Kertesha Riley’s day-to-day routine can vary but her mission remains the same: help students figure out what they wanted to do with their lives. As the STEM Career Consultant in the Center for Career Development, she helps students from engineering, nursing and the sciences look at career options, job and internship search strategies, graduate school planning and transitioning to life after UT. But Riley is looking to take her career in helping students a step further.
“The more time I’ve spent on college campuses, the more passionate I’ve become
about college student mental health,” said Riley. “I really wanted to get a better picture of what mental health looked like on a college campus and be able to do research around that or contribute to the knowledge base.”
Riley soon enrolled in the counselor education Ph.D. program through UT, noting the tuition waiver available to UT employees, and their families.
“The educational benefits we get as employees here is amazing. Why not utilize that?” Another benefit for Riley was becoming a member of an organization she’d join while pursuing her master’s degree, Chi Sigma Iota (CSI).
“CSI is the leadership honor society that is within the profession. I was a part of it even as a master’s student. If you’re serious about the profession and you want leadership opportunity, you join CSI. It made sense that when I started the doctoral program that I would continue in the society.”
Through the society, Riley has been able to take on more leadership and will be taking on more in the next few months.
“After hearing about the leadership development program in CSI and wanting more support in developing as a leader within the counseling profession, I decided toapply and was awarded a fellowship that starts next year.”
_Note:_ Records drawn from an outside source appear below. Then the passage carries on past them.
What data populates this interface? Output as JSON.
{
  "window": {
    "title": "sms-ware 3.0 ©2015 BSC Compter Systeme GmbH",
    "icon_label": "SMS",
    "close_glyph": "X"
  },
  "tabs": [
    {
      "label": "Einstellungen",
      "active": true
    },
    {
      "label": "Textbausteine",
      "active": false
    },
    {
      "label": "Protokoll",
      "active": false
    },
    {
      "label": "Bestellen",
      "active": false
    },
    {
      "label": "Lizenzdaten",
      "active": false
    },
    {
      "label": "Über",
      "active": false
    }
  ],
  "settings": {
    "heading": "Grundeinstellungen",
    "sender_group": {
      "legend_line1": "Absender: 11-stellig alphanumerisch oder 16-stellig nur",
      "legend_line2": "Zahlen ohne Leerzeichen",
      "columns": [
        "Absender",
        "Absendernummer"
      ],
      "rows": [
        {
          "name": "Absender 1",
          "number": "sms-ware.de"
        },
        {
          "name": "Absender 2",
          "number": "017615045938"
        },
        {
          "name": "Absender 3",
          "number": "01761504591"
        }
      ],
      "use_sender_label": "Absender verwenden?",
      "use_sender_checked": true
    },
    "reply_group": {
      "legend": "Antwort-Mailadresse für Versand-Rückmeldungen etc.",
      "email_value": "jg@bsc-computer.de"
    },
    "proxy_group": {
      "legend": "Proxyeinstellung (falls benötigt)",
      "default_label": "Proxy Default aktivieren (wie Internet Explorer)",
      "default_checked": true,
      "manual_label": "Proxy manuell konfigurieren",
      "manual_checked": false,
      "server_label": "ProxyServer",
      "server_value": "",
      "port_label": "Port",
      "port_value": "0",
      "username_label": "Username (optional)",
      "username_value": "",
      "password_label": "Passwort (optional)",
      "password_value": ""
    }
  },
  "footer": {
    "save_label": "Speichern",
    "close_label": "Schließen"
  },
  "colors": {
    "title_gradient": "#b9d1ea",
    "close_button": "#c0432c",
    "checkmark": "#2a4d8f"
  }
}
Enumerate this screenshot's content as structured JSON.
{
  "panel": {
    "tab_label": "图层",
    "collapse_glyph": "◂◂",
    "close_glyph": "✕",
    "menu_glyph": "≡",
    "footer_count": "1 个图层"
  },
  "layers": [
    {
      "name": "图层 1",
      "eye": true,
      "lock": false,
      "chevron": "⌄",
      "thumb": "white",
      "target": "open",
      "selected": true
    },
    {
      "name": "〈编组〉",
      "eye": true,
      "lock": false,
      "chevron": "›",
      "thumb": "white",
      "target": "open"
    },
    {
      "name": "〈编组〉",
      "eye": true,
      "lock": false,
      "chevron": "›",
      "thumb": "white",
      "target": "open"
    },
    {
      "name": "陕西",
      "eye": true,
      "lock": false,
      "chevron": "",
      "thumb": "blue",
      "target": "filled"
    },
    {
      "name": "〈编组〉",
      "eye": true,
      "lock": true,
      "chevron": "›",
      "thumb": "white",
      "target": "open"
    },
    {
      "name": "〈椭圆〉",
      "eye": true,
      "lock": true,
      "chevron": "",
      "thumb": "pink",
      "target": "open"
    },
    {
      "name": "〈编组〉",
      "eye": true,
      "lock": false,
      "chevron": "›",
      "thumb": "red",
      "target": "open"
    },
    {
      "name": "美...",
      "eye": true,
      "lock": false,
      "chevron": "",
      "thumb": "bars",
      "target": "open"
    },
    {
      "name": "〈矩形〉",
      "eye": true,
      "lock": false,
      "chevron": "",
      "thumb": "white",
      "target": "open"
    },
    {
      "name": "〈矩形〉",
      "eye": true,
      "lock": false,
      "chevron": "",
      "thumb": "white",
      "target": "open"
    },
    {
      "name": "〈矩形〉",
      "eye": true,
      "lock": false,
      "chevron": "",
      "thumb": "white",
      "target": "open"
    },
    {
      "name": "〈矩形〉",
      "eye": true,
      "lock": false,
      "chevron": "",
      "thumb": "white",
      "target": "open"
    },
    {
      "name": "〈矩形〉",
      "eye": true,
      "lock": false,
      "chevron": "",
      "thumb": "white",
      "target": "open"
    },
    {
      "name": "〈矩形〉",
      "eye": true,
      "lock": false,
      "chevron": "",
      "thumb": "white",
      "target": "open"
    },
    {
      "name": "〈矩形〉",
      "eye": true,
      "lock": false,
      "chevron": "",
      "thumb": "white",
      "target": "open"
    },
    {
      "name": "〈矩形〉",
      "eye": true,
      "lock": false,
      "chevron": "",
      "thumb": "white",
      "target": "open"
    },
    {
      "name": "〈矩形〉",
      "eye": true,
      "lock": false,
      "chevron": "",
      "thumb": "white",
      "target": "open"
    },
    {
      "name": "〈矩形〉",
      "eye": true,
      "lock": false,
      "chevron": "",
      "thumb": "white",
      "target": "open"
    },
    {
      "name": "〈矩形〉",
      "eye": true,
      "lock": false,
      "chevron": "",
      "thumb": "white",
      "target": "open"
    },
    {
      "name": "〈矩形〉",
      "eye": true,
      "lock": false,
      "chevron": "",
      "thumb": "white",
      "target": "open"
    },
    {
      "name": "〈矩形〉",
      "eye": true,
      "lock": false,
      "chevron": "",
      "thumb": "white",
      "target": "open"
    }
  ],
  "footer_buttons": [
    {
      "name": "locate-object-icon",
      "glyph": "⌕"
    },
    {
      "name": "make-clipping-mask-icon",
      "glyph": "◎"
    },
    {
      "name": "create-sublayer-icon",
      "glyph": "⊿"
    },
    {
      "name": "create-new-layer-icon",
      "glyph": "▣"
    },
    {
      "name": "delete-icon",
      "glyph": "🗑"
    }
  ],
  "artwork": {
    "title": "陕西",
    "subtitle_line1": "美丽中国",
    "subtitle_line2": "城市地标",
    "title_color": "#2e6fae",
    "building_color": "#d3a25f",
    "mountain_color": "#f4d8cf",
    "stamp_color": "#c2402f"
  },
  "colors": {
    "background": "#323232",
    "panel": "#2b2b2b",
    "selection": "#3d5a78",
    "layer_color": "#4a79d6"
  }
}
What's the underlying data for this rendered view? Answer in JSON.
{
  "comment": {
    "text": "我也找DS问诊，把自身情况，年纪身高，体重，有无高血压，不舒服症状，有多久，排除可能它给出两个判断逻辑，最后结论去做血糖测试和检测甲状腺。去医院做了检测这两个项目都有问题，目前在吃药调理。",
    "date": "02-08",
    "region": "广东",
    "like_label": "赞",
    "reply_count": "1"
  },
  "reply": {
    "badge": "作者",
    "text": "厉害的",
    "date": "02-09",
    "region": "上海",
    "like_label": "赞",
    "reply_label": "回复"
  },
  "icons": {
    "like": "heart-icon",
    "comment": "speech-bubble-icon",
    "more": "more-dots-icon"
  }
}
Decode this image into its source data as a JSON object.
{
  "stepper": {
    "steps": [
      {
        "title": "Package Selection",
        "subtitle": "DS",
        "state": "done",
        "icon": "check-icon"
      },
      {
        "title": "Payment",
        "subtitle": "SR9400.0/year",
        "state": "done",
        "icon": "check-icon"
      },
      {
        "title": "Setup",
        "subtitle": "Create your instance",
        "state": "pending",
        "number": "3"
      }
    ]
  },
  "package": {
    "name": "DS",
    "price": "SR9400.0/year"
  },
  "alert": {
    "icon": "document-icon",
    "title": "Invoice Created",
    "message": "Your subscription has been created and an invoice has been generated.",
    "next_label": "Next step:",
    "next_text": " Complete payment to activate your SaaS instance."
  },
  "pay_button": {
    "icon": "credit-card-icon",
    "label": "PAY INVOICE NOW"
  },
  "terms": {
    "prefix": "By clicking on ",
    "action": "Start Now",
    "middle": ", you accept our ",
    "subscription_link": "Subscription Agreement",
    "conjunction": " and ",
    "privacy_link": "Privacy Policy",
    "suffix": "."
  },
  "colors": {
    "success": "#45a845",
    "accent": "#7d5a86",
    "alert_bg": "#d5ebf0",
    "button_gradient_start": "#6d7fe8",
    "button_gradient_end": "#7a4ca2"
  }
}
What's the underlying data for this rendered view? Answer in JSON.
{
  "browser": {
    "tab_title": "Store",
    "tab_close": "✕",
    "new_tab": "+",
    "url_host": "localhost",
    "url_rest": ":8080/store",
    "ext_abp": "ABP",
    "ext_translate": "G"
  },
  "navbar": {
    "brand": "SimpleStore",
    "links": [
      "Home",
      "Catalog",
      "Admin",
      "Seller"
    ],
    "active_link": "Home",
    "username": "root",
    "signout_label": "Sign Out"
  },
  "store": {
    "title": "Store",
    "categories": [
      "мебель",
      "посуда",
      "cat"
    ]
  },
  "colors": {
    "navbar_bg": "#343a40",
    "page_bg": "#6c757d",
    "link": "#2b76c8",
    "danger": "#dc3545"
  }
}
This fellowship is awarded to ten society members each year to participate in mentoring programs, projects, and working with CSI on an international level.
“I was so nervous to apply because it’s really competitive and a chapter can only nominate two people. I’m glad I had the support of faculty members and the chapter advisor. They really helped encourage me and gave me the confidence to try it. I can’t wait until we officially start, I’m so excited!”
Her advisors weren’t the only ones who were in support of this fellowship. Riley talked about her supervisor, Stephanie Kit, always being in favor of pursuing leadership opportunities.
“Our director Stephanie Kit has always been really supportive anytime any of us want to pursue leadership opportunities in various professional organizations. She will sit and talk us through any concerns we have about getting stretched too thin.”
Kit isn’t the only one who can see the value in taking those chances when they are presented to you.
“You can be a leader on your own terms. I would think about myself, ‘I don’t look like the person who wins awards and I can’t be a leader if I don’t do exactly what they do’ and that’s just not true.”
She encourages her peers to start– that’s her biggest piece of advice. She says to start but you can start small– talk with leaders of organizations they’re interested in or volunteer at a conference.
“I encourage everyone to think about what their strengths are and play into those,” said Riley. “Figure out what you’re interested in and where you want to make an impact and go for it on your own terms.”
In whatever way you feel comfortable pursuing those leadership opportunities, take Riley’s advice, and just start.
In the Inspire Leadership series, we are celebrating the leaders within our Student Life community to spark inspiration.
Do you know someone who has inspired leadership in your department? Nominate their experience to be featured by emailing us at firstname.lastname@example.org.